::: Data for processing
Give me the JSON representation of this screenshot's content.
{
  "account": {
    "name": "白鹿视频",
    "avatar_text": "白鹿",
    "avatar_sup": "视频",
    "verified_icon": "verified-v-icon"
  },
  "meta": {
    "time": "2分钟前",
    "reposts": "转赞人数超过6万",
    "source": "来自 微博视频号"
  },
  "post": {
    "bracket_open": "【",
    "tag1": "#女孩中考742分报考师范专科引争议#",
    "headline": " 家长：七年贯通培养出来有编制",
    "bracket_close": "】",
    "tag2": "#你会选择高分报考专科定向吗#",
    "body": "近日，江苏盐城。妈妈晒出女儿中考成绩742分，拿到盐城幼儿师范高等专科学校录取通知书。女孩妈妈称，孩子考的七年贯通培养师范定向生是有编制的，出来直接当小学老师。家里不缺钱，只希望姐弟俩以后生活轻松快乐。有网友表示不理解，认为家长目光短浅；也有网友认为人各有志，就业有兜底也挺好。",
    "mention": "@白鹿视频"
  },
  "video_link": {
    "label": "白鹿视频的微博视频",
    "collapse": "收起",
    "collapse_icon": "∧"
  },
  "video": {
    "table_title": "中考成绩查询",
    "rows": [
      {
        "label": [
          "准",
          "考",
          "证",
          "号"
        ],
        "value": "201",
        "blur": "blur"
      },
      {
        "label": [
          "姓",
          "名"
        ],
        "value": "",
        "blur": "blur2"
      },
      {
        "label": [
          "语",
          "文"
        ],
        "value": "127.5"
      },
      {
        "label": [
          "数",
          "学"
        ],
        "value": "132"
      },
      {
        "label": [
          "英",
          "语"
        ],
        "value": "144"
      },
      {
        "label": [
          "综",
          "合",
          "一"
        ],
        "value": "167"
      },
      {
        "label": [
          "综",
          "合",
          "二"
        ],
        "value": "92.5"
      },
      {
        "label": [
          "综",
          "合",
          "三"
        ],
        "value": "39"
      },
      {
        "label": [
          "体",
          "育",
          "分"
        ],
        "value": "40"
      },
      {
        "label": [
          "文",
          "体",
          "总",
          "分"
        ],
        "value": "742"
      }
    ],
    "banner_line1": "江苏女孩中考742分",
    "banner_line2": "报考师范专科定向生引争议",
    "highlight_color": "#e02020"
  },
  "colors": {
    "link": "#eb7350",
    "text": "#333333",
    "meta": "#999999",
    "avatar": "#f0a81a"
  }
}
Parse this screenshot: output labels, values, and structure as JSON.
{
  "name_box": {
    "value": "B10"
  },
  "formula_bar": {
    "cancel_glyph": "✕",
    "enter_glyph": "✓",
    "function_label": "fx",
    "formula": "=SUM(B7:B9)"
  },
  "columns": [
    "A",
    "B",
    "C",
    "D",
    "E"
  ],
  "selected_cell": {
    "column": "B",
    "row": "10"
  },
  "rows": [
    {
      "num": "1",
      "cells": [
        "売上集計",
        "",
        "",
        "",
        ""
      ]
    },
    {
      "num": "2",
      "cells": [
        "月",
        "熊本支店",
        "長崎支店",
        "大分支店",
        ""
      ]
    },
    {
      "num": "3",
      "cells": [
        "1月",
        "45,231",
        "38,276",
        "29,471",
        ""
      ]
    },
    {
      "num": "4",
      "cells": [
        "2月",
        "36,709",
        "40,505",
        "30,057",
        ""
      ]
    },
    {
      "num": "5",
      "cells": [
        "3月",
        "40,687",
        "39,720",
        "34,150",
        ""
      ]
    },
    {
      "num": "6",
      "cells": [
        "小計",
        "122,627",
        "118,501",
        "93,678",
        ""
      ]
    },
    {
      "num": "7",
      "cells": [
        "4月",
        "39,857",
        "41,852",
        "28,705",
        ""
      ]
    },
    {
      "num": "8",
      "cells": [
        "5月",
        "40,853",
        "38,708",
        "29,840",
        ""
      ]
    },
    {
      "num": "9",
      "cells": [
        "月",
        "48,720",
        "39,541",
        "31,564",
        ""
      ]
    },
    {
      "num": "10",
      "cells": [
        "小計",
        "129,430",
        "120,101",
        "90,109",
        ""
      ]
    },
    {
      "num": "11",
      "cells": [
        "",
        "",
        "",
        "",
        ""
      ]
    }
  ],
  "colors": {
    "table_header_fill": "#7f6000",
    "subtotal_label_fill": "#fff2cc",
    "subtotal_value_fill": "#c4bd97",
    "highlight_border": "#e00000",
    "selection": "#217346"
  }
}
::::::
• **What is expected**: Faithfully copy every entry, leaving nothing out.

• **Exercise output**:
Give me the JSON representation of this screenshot's content.
{
  "account": {
    "name": "白鹿视频",
    "avatar_text": "白鹿",
    "avatar_sup": "视频",
    "verified_icon": "verified-v-icon"
  },
  "meta": {
    "time": "2分钟前",
    "reposts": "转赞人数超过6万",
    "source": "来自 微博视频号"
  },
  "post": {
    "bracket_open": "【",
    "tag1": "#女孩中考742分报考师范专科引争议#",
    "headline": " 家长：七年贯通培养出来有编制",
    "bracket_close": "】",
    "tag2": "#你会选择高分报考专科定向吗#",
    "body": "近日，江苏盐城。妈妈晒出女儿中考成绩742分，拿到盐城幼儿师范高等专科学校录取通知书。女孩妈妈称，孩子考的七年贯通培养师范定向生是有编制的，出来直接当小学老师。家里不缺钱，只希望姐弟俩以后生活轻松快乐。有网友表示不理解，认为家长目光短浅；也有网友认为人各有志，就业有兜底也挺好。",
    "mention": "@白鹿视频"
  },
  "video_link": {
    "label": "白鹿视频的微博视频",
    "collapse": "收起",
    "collapse_icon": "∧"
  },
  "video": {
    "table_title": "中考成绩查询",
    "rows": [
      {
        "label": [
          "准",
          "考",
          "证",
          "号"
        ],
        "value": "201",
        "blur": "blur"
      },
      {
        "label": [
          "姓",
          "名"
        ],
        "value": "",
        "blur": "blur2"
      },
      {
        "label": [
          "语",
          "文"
        ],
        "value": "127.5"
      },
      {
        "label": [
          "数",
          "学"
        ],
        "value": "132"
      },
      {
        "label": [
          "英",
          "语"
        ],
        "value": "144"
      },
      {
        "label": [
          "综",
          "合",
          "一"
        ],
        "value": "167"
      },
      {
        "label": [
          "综",
          "合",
          "二"
        ],
        "value": "92.5"
      },
      {
        "label": [
          "综",
          "合",
          "三"
        ],
        "value": "39"
      },
      {
        "label": [
          "体",
          "育",
          "分"
        ],
        "value": "40"
      },
      {
        "label": [
          "文",
          "体",
          "总",
          "分"
        ],
        "value": "742"
      }
    ],
    "banner_line1": "江苏女孩中考742分",
    "banner_line2": "报考师范专科定向生引争议",
    "highlight_color": "#e02020"
  },
  "colors": {
    "link": "#eb7350",
    "text": "#333333",
    "meta": "#999999",
    "avatar": "#f0a81a"
  }
}
Parse this screenshot: output labels, values, and structure as JSON.
{
  "name_box": {
    "value": "B10"
  },
  "formula_bar": {
    "cancel_glyph": "✕",
    "enter_glyph": "✓",
    "function_label": "fx",
    "formula": "=SUM(B7:B9)"
  },
  "columns": [
    "A",
    "B",
    "C",
    "D",
    "E"
  ],
  "selected_cell": {
    "column": "B",
    "row": "10"
  },
  "rows": [
    {
      "num": "1",
      "cells": [
        "売上集計",
        "",
        "",
        "",
        ""
      ]
    },
    {
      "num": "2",
      "cells": [
        "月",
        "熊本支店",
        "長崎支店",
        "大分支店",
        ""
      ]
    },
    {
      "num": "3",
      "cells": [
        "1月",
        "45,231",
        "38,276",
        "29,471",
        ""
      ]
    },
    {
      "num": "4",
      "cells": [
        "2月",
        "36,709",
        "40,505",
        "30,057",
        ""
      ]
    },
    {
      "num": "5",
      "cells": [
        "3月",
        "40,687",
        "39,720",
        "34,150",
        ""
      ]
    },
    {
      "num": "6",
      "cells": [
        "小計",
        "122,627",
        "118,501",
        "93,678",
        ""
      ]
    },
    {
      "num": "7",
      "cells": [
        "4月",
        "39,857",
        "41,852",
        "28,705",
        ""
      ]
    },
    {
      "num": "8",
      "cells": [
        "5月",
        "40,853",
        "38,708",
        "29,840",
        ""
      ]
    },
    {
      "num": "9",
      "cells": [
        "月",
        "48,720",
        "39,541",
        "31,564",
        ""
      ]
    },
    {
      "num": "10",
      "cells": [
        "小計",
        "129,430",
        "120,101",
        "90,109",
        ""
      ]
    },
    {
      "num": "11",
      "cells": [
        "",
        "",
        "",
        "",
        ""
      ]
    }
  ],
  "colors": {
    "table_header_fill": "#7f6000",
    "subtotal_label_fill": "#fff2cc",
    "subtotal_value_fill": "#c4bd97",
    "highlight_border": "#e00000",
    "selection": "#217346"
  }
}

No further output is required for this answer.